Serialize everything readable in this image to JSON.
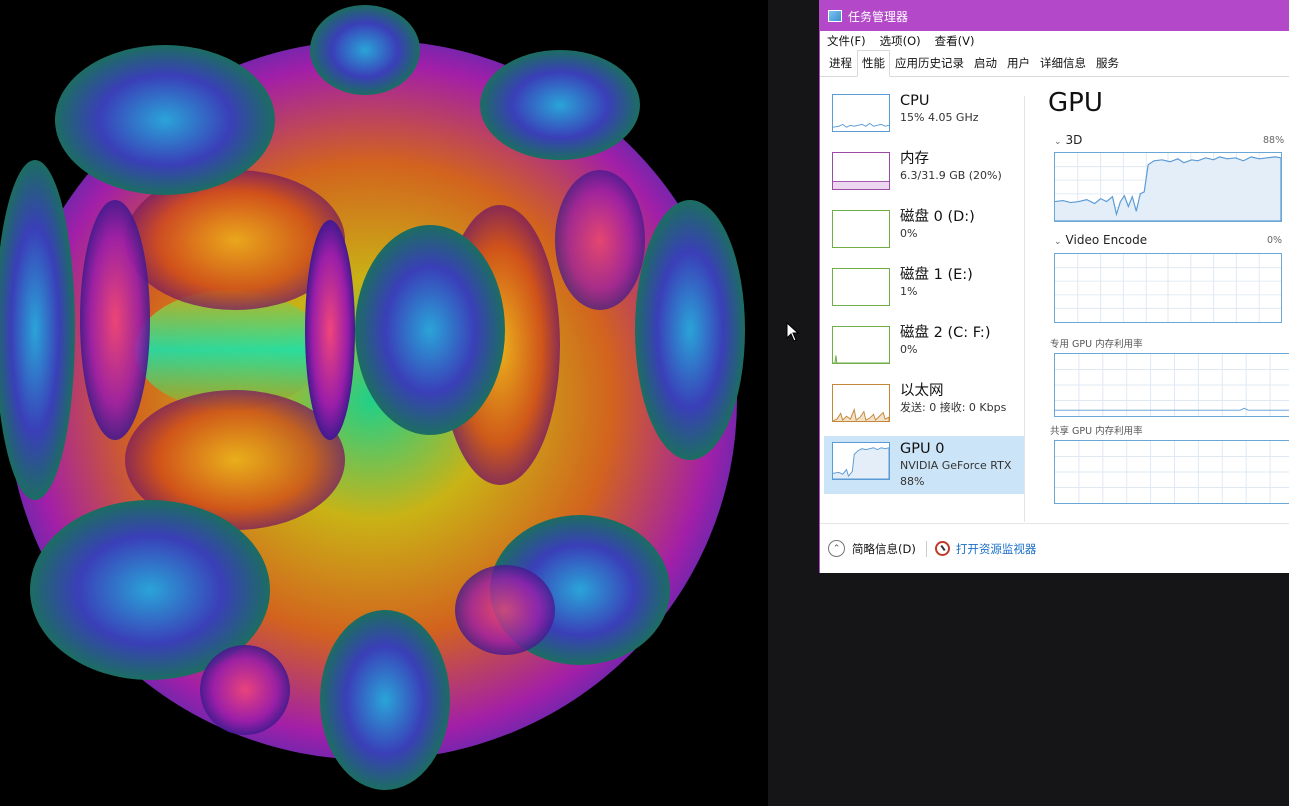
{
  "window": {
    "title": "任务管理器",
    "menu": [
      "文件(F)",
      "选项(O)",
      "查看(V)"
    ],
    "tabs": [
      "进程",
      "性能",
      "应用历史记录",
      "启动",
      "用户",
      "详细信息",
      "服务"
    ],
    "active_tab": "性能"
  },
  "resources": [
    {
      "name": "CPU",
      "sub": "15% 4.05 GHz",
      "color": "#5b9bd5",
      "selected": false
    },
    {
      "name": "内存",
      "sub": "6.3/31.9 GB (20%)",
      "color": "#9b4ba6",
      "selected": false
    },
    {
      "name": "磁盘 0 (D:)",
      "sub": "0%",
      "color": "#70ad47",
      "selected": false
    },
    {
      "name": "磁盘 1 (E:)",
      "sub": "1%",
      "color": "#70ad47",
      "selected": false
    },
    {
      "name": "磁盘 2 (C: F:)",
      "sub": "0%",
      "color": "#70ad47",
      "selected": false
    },
    {
      "name": "以太网",
      "sub": "发送: 0 接收: 0 Kbps",
      "color": "#c4873a",
      "selected": false
    },
    {
      "name": "GPU 0",
      "sub": "NVIDIA GeForce RTX",
      "sub2": "88%",
      "color": "#5b9bd5",
      "selected": true
    }
  ],
  "detail": {
    "title": "GPU",
    "graph_3d": {
      "label": "3D",
      "value_pct": "88%"
    },
    "graph_encode": {
      "label": "Video Encode",
      "value_pct": "0%"
    },
    "dedicated_label": "专用 GPU 内存利用率",
    "shared_label": "共享 GPU 内存利用率"
  },
  "footer": {
    "fewer_details": "简略信息(D)",
    "resource_monitor": "打开资源监视器"
  },
  "colors": {
    "titlebar": "#b349c9",
    "accent_blue": "#5b9bd5",
    "selection": "#cce4f7",
    "link": "#1a6fc7"
  }
}
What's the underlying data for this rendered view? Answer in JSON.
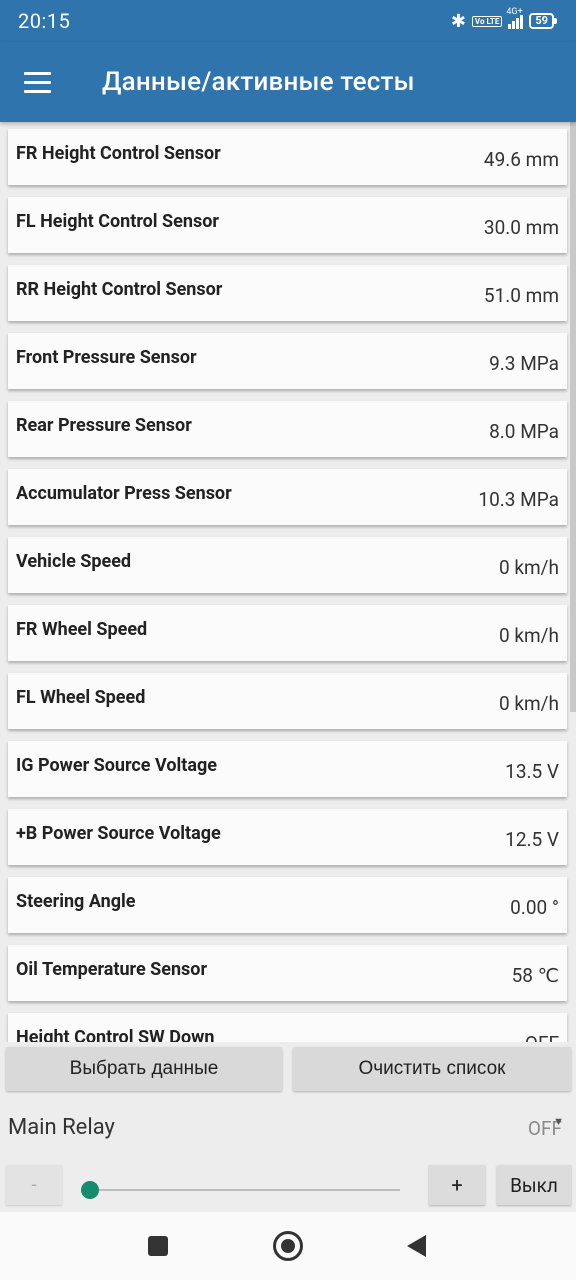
{
  "status_bar": {
    "time": "20:15",
    "network": "4G+",
    "volte": "Vo LTE",
    "battery": "59"
  },
  "app_bar": {
    "title": "Данные/активные тесты"
  },
  "data_list": [
    {
      "name": "FR Height Control Sensor",
      "value": "49.6 mm"
    },
    {
      "name": "FL Height Control Sensor",
      "value": "30.0 mm"
    },
    {
      "name": "RR Height Control Sensor",
      "value": "51.0 mm"
    },
    {
      "name": "Front Pressure Sensor",
      "value": "9.3 MPa"
    },
    {
      "name": "Rear Pressure Sensor",
      "value": "8.0 MPa"
    },
    {
      "name": "Accumulator Press Sensor",
      "value": "10.3 MPa"
    },
    {
      "name": "Vehicle Speed",
      "value": "0 km/h"
    },
    {
      "name": "FR Wheel Speed",
      "value": "0 km/h"
    },
    {
      "name": "FL Wheel Speed",
      "value": "0 km/h"
    },
    {
      "name": "IG Power Source Voltage",
      "value": "13.5 V"
    },
    {
      "name": "+B Power Source Voltage",
      "value": "12.5 V"
    },
    {
      "name": "Steering Angle",
      "value": "0.00 °"
    },
    {
      "name": "Oil Temperature Sensor",
      "value": "58 ℃"
    },
    {
      "name": "Height Control SW Down",
      "value": "OFF"
    }
  ],
  "buttons": {
    "select_data": "Выбрать данные",
    "clear_list": "Очистить список"
  },
  "active_test": {
    "label": "Main Relay",
    "selected_value": "OFF",
    "minus": "-",
    "plus": "+",
    "off": "Выкл",
    "slider_value": 0
  },
  "colors": {
    "primary": "#2f74ad",
    "accent": "#168c6e"
  }
}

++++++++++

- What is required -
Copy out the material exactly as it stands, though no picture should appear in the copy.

- Result -
Serialize everything readable in this image to JSON.
{
  "window": {
    "title": "任务管理器",
    "menu": [
      "文件(F)",
      "选项(O)",
      "查看(V)"
    ],
    "tabs": [
      "进程",
      "性能",
      "应用历史记录",
      "启动",
      "用户",
      "详细信息",
      "服务"
    ],
    "active_tab": "性能"
  },
  "resources": [
    {
      "name": "CPU",
      "sub": "15% 4.05 GHz",
      "color": "#5b9bd5",
      "selected": false
    },
    {
      "name": "内存",
      "sub": "6.3/31.9 GB (20%)",
      "color": "#9b4ba6",
      "selected": false
    },
    {
      "name": "磁盘 0 (D:)",
      "sub": "0%",
      "color": "#70ad47",
      "selected": false
    },
    {
      "name": "磁盘 1 (E:)",
      "sub": "1%",
      "color": "#70ad47",
      "selected": false
    },
    {
      "name": "磁盘 2 (C: F:)",
      "sub": "0%",
      "color": "#70ad47",
      "selected": false
    },
    {
      "name": "以太网",
      "sub": "发送: 0 接收: 0 Kbps",
      "color": "#c4873a",
      "selected": false
    },
    {
      "name": "GPU 0",
      "sub": "NVIDIA GeForce RTX",
      "sub2": "88%",
      "color": "#5b9bd5",
      "selected": true
    }
  ],
  "detail": {
    "title": "GPU",
    "graph_3d": {
      "label": "3D",
      "value_pct": "88%"
    },
    "graph_encode": {
      "label": "Video Encode",
      "value_pct": "0%"
    },
    "dedicated_label": "专用 GPU 内存利用率",
    "shared_label": "共享 GPU 内存利用率"
  },
  "footer": {
    "fewer_details": "简略信息(D)",
    "resource_monitor": "打开资源监视器"
  },
  "colors": {
    "titlebar": "#b349c9",
    "accent_blue": "#5b9bd5",
    "selection": "#cce4f7",
    "link": "#1a6fc7"
  }
}
What's the underlying data for this rendered view? Answer in JSON.
{
  "status_bar": {
    "time": "20:15",
    "network": "4G+",
    "volte": "Vo LTE",
    "battery": "59"
  },
  "app_bar": {
    "title": "Данные/активные тесты"
  },
  "data_list": [
    {
      "name": "FR Height Control Sensor",
      "value": "49.6 mm"
    },
    {
      "name": "FL Height Control Sensor",
      "value": "30.0 mm"
    },
    {
      "name": "RR Height Control Sensor",
      "value": "51.0 mm"
    },
    {
      "name": "Front Pressure Sensor",
      "value": "9.3 MPa"
    },
    {
      "name": "Rear Pressure Sensor",
      "value": "8.0 MPa"
    },
    {
      "name": "Accumulator Press Sensor",
      "value": "10.3 MPa"
    },
    {
      "name": "Vehicle Speed",
      "value": "0 km/h"
    },
    {
      "name": "FR Wheel Speed",
      "value": "0 km/h"
    },
    {
      "name": "FL Wheel Speed",
      "value": "0 km/h"
    },
    {
      "name": "IG Power Source Voltage",
      "value": "13.5 V"
    },
    {
      "name": "+B Power Source Voltage",
      "value": "12.5 V"
    },
    {
      "name": "Steering Angle",
      "value": "0.00 °"
    },
    {
      "name": "Oil Temperature Sensor",
      "value": "58 ℃"
    },
    {
      "name": "Height Control SW Down",
      "value": "OFF"
    }
  ],
  "buttons": {
    "select_data": "Выбрать данные",
    "clear_list": "Очистить список"
  },
  "active_test": {
    "label": "Main Relay",
    "selected_value": "OFF",
    "minus": "-",
    "plus": "+",
    "off": "Выкл",
    "slider_value": 0
  },
  "colors": {
    "primary": "#2f74ad",
    "accent": "#168c6e"
  }
}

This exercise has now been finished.